“Into the Mix” is the first exhibition since Milliken’s arrival in January. The show was already on the books, so while he didn’t decide on the subject, he did choose most of the artists and revamped it to reflect his worldview. (His first “soup-to-nuts” exhibition, “Storytelling as Craft,” will open in August.)
“Into the Mix” features works by nine Caribbean artists relating to materiality and cultural stereotypes. The media is as varied as the subject matter, from the beads and tire assemblage by Bahamian artist Blue Curry to the tapestry by Ebony Patterson, originally from Jamaica and now living in Lexington.
“In many societies, craft and hand-worked items help establish a culture of self-worth in the minds of the local population,” says Milliken. “The creation of these objects is influenced by the economic opportunity presented through tourism, yet souvenirs represent the visitor’s interests and are taken out of context. What is cultural authenticity, and who decides what is truly a significant representation of a culture?”
One of Milliken’s goals is to expand the relationship between educational and curatorial, to produce what he calls “a learning museum.” KMAC’s small educational department rose to the challenge for this show, producing an “Into the Mix” children’s exhibition guide, K-8 teacher resource packet and scavenger hunt.
The new artist-in-residence is Sheena Rose from Barbados. She’s only been a professional artist since 2008, yet has found her voice by incorporating her drawings and paintings with animation as a way of understanding the people around her. A combination of voyeur and sociologist, she feeds off the energy of the streets and is as animated as the art she creates.
Rose is currently working on a Louisville-centric piece that should be ready by the April 6 First Friday Trolley Hop.

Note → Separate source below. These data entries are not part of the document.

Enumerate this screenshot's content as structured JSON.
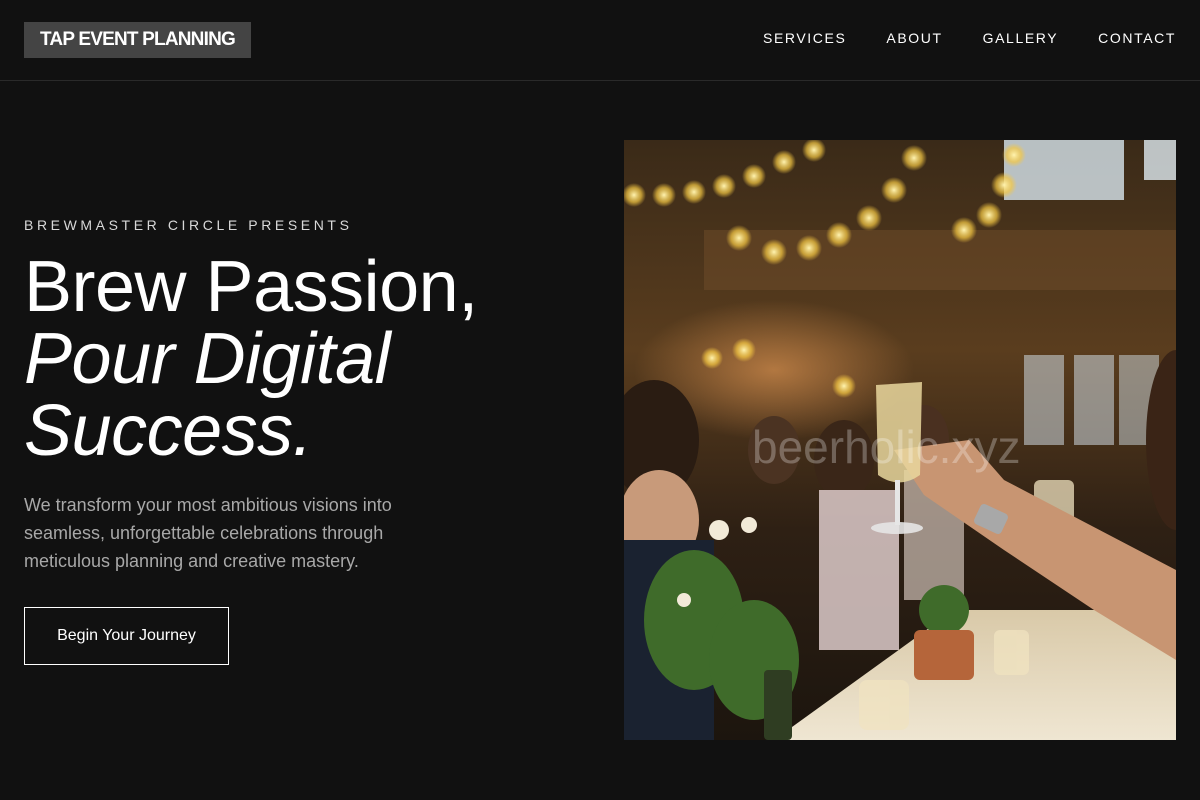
{
  "header": {
    "logo": "TAP EVENT PLANNING",
    "nav": [
      "SERVICES",
      "ABOUT",
      "GALLERY",
      "CONTACT"
    ]
  },
  "hero": {
    "eyebrow": "BREWMASTER CIRCLE PRESENTS",
    "headline_line1": "Brew Passion,",
    "headline_line2": "Pour Digital",
    "headline_line3": "Success.",
    "description": "We transform your most ambitious visions into seamless, unforgettable celebrations through meticulous planning and creative mastery.",
    "cta_label": "Begin Your Journey",
    "image_watermark": "beerholic.xyz"
  },
  "colors": {
    "background": "#111111",
    "logo_bg": "#444444",
    "text": "#ffffff",
    "muted_text": "#a8a8a8"
  }
}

‘Into the Mix’
Through April 14
Kentucky Museum of Art and Craft
715 W. Main St. • 589-0102